Today nearly every builder selects insulated, low-E, Energy Star windows. But it is important to think about fenestration in a broader context, too. Window placement is just as important as window performance. Unfortunately, that may be dictated by how subdivisions are planned. Even so, exposing windows to direct sunlight is unacceptable, Binkley cautions. Thoughtful placement can do more to cut down on heat gain than a low-E coating. And make sure that windows that do have some exposure to the sun also have appropriate overhangs or protection devices such as trees or exterior shades. Postgreen prefers fiberglass windows for their durability and good looks, and the company avoids certain types of styles. "We use casement windows because they give you a tighter seal [when they are closed], and we avoid using double-hungs or products with a lot of framing," Ludeman explains. "The casement gives you more insulated glass and less framing that can cause thermal bridging." Yes, casement windows do cost more, he says, but to balance it out, the company also uses a combination of operable and fixed glass openings—about 30 percent to 40 percent—that cuts costs significantly.

--
Scott's Contracting
scottscontracting@gmail.com
http://stlouisrenewableenergy.blogspot.com

Build a Green St Louis!

I'm trying to help my fellow stlouis neighbors from getting sick from nuclear radiation #BioRad Hazardous Waste Disposal eliminates toxic radiation in the soil. http://electrohemp.org Scotty, writes: Sustainable Buildings are the future of the Construction Industry and our future Energy needs will be met from true Clean Energy Sources as well as creating Net Zero Energy Efficient Buildings for a sustainable future. Design Build Contractor for the St Louis Region-Specializing in Energy Conservation Design Build Projects and Solar PV Clean Energy Systems

Proud promoter of: Green, Eco Friendly, and Sustainable Building Products with Energy Reducing Resources and On-Site Solar PV Clean Energy Systems for the St Louis Region and beyond.
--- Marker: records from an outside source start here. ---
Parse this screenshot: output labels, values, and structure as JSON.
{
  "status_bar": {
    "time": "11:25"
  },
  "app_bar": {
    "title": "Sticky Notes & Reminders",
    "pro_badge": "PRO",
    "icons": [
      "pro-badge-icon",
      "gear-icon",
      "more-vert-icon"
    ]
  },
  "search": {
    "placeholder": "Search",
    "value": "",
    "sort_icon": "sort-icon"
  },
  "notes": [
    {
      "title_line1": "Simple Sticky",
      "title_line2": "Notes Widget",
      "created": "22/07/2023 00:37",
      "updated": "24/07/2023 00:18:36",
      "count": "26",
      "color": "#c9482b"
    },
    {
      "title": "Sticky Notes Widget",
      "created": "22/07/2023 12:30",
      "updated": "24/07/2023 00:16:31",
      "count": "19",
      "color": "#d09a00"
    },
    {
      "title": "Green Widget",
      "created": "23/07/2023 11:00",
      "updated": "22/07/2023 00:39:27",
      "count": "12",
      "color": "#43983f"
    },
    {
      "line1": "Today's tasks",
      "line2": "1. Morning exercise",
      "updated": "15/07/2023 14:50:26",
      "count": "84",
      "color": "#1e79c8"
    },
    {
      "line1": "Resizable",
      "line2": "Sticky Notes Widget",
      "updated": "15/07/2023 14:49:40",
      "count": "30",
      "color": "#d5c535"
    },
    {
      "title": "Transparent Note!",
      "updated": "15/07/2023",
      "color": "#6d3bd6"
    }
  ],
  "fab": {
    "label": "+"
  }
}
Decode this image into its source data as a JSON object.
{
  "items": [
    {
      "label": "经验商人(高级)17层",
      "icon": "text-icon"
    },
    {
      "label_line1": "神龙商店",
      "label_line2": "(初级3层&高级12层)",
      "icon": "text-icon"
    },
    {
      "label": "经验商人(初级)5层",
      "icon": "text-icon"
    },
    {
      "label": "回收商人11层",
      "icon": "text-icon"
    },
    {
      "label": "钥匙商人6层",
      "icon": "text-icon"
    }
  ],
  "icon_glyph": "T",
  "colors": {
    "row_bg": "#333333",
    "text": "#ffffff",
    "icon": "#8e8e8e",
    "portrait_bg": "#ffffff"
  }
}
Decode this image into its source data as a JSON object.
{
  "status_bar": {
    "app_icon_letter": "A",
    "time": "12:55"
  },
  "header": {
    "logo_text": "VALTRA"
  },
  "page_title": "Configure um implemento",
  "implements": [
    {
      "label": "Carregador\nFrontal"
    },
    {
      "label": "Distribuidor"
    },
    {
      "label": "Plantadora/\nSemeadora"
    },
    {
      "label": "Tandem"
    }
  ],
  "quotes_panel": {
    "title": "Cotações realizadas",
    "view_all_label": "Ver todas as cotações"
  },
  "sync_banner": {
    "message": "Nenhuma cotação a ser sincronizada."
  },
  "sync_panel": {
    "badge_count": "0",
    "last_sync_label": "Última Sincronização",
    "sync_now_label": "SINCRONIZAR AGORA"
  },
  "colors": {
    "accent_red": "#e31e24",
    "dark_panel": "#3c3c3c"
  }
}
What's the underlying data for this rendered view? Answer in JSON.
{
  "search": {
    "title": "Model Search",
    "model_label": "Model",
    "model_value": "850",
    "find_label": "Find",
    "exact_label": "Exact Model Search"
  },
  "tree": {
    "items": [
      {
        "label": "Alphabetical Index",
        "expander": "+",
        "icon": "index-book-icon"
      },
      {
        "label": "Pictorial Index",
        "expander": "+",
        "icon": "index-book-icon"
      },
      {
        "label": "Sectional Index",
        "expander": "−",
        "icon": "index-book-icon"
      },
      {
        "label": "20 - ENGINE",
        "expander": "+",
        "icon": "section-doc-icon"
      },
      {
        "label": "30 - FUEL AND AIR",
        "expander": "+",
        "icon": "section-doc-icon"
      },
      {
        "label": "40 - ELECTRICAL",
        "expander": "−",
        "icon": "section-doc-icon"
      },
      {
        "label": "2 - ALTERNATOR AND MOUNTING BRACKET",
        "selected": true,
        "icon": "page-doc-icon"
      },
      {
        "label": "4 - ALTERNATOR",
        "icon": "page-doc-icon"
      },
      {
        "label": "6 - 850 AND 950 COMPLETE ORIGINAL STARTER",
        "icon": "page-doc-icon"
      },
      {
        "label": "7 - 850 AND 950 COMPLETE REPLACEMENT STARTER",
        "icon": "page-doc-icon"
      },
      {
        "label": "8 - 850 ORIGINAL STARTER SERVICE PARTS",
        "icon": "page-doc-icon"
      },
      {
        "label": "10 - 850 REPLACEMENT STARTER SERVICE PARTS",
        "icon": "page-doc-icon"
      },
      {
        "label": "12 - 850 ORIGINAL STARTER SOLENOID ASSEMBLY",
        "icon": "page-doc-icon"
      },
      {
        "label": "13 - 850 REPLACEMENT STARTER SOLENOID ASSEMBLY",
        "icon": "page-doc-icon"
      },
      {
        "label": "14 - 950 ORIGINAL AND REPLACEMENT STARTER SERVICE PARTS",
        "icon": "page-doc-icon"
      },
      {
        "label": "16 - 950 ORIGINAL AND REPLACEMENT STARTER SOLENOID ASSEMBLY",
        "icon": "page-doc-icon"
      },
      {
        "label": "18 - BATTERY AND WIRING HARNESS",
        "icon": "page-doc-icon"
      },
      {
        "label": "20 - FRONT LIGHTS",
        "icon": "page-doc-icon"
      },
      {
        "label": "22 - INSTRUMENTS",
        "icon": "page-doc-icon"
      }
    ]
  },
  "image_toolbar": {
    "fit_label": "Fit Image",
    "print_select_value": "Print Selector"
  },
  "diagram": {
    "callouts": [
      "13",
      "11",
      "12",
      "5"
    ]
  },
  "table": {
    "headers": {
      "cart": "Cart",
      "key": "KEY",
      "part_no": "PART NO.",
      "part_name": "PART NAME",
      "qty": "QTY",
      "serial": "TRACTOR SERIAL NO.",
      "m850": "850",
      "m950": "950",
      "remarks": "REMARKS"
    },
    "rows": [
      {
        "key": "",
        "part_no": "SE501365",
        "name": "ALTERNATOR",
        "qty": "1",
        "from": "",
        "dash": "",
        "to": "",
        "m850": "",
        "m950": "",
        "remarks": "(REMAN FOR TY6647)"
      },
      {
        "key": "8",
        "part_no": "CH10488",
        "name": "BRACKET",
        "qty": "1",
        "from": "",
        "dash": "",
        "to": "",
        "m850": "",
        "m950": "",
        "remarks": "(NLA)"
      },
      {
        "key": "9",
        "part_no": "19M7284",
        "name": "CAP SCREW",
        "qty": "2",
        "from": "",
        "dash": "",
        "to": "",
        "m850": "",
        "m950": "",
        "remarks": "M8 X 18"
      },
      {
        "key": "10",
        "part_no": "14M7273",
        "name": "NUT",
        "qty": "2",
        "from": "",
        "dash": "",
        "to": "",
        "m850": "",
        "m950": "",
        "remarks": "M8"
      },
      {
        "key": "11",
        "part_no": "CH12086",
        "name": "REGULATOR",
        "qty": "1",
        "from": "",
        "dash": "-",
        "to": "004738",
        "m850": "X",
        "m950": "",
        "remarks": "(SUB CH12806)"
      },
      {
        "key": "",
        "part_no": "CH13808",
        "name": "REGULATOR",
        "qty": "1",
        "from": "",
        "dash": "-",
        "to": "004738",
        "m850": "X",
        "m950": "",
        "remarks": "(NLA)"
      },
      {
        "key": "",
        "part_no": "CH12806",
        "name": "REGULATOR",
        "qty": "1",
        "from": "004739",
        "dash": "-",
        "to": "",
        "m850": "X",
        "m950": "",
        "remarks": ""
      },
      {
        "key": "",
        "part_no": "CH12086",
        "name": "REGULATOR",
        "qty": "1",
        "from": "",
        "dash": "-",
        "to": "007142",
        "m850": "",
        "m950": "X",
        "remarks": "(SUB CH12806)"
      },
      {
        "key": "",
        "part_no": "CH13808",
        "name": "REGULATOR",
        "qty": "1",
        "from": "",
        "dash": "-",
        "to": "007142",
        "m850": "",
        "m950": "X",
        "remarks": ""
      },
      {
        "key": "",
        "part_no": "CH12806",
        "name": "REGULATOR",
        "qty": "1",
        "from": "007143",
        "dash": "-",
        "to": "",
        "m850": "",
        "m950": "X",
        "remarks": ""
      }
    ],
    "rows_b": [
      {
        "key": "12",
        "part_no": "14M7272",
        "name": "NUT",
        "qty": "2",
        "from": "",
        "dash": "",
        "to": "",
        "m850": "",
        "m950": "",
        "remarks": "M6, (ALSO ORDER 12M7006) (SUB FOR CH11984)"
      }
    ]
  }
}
Let us show you how: Green Building Doesn't Cost it Saves!

Financing is available to include: Solar Systems, Solar Leases, Bank Loans, PACE financing, Energy Conservation, Weatherization are available.

Subscribe via email

Enter your email address:

Delivered by FeedBurner